Women are also seeking greater inclusion in the economy. In the Bol region of the Lake Chad Basin, we saw the multiple roles fisherwomen were playing in maintaining livelihoods in the absence of men who had been killed, and in building community resilience in the face of environmental degradation and insecurity caused by the Boko Haram insurgency. Such models, if scaled up, have the potential to generate economic dividends of for the country.
We reminded leaders that inclusion is not a woman’s issue, it is a whole-of-society issue.
Third, there is a clear need to keep countries experiencing fragility today from becoming the failed states of tomorrow.
In Chad and Niger, the countries are dealing with challenges that are largely not of their making, including insecurity that originated beyond their borders and climate change that respects no borders at all. Despite their own constraints, they are among the world’s most generous hosts of refugees. But the impact on their economies and development aspirations has been profound. The President of Niger, for example, presented to us his renaissance plan to meet the basic needs of the country’s population, but these have been hampered by the fall in uranium and oil prices and the expenditure on security. Security comes at a price; too often it comes at the expense of development.

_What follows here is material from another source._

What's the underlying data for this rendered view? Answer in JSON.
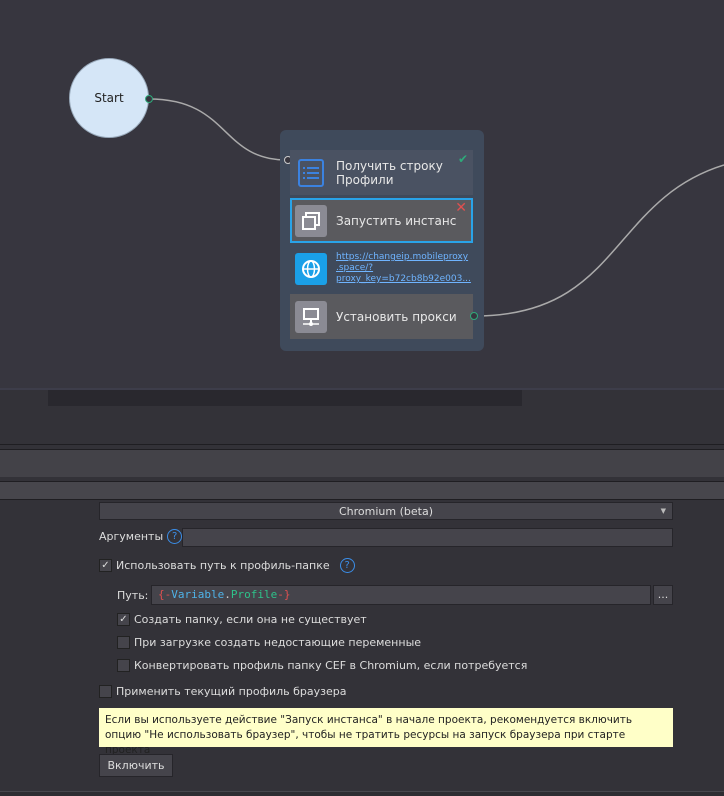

In this context, it is critical that we all step up. This means urgently increasing our budget support for development in these and other fragile countries. This is a matter of human dignity first and foremost. But it is also a matter of peace and security. Investment in development must be transformative; it must support only scaled-up, integrated projects. In Niger, we visited a UN programme that brought together health, nutrition, agriculture, water and sanitation alongside women’s empowerment recognizing the context of climate change. I am confident that the reforms we are pursuing in the Organization will provide the necessary space to scale such interventions.
With today’s conflicts greater in both number and complexity, it is more important than ever to find the path to peacebuilding and sustainable development for all. Across the three countries we visited, it is evident that women can be the agents of a new and necessary approach.
We sensed during our visit an increasingly pressing need to operationalize the policies, frameworks and agendas we have in place. For 18 years, this Council has debated the agenda item of women, peace and security annually during thematic debates. Once a year we assert that gender equality is foundational to stability and peace. But rarely have we moved beyond principles. Now is the time to move from frameworks to action. Investing in peace now in this region will bring global dividends to all.
With Resolution 1325 and the seven resolutions that build on it, we have the necessary commitments. We have tools such as a recalibrated UN Integrated Strategy for the Sahel. We must now bring these to life, and encourage further alignment between the Sahel Support Plan, Agenda 2030, Agenda 2063 and national plans.
The cost of inaction is high. Poverty, weak institutions and gender inequality, including the abhorrent practices such as child marriage, are creating an environment ripe for extremism.
Thank you again for supporting such joint missions, which we believe contribute greatly to advancing the work of this Council. We look forward to working together to draw the appropriate lessons towards building lives of peace and equality for all.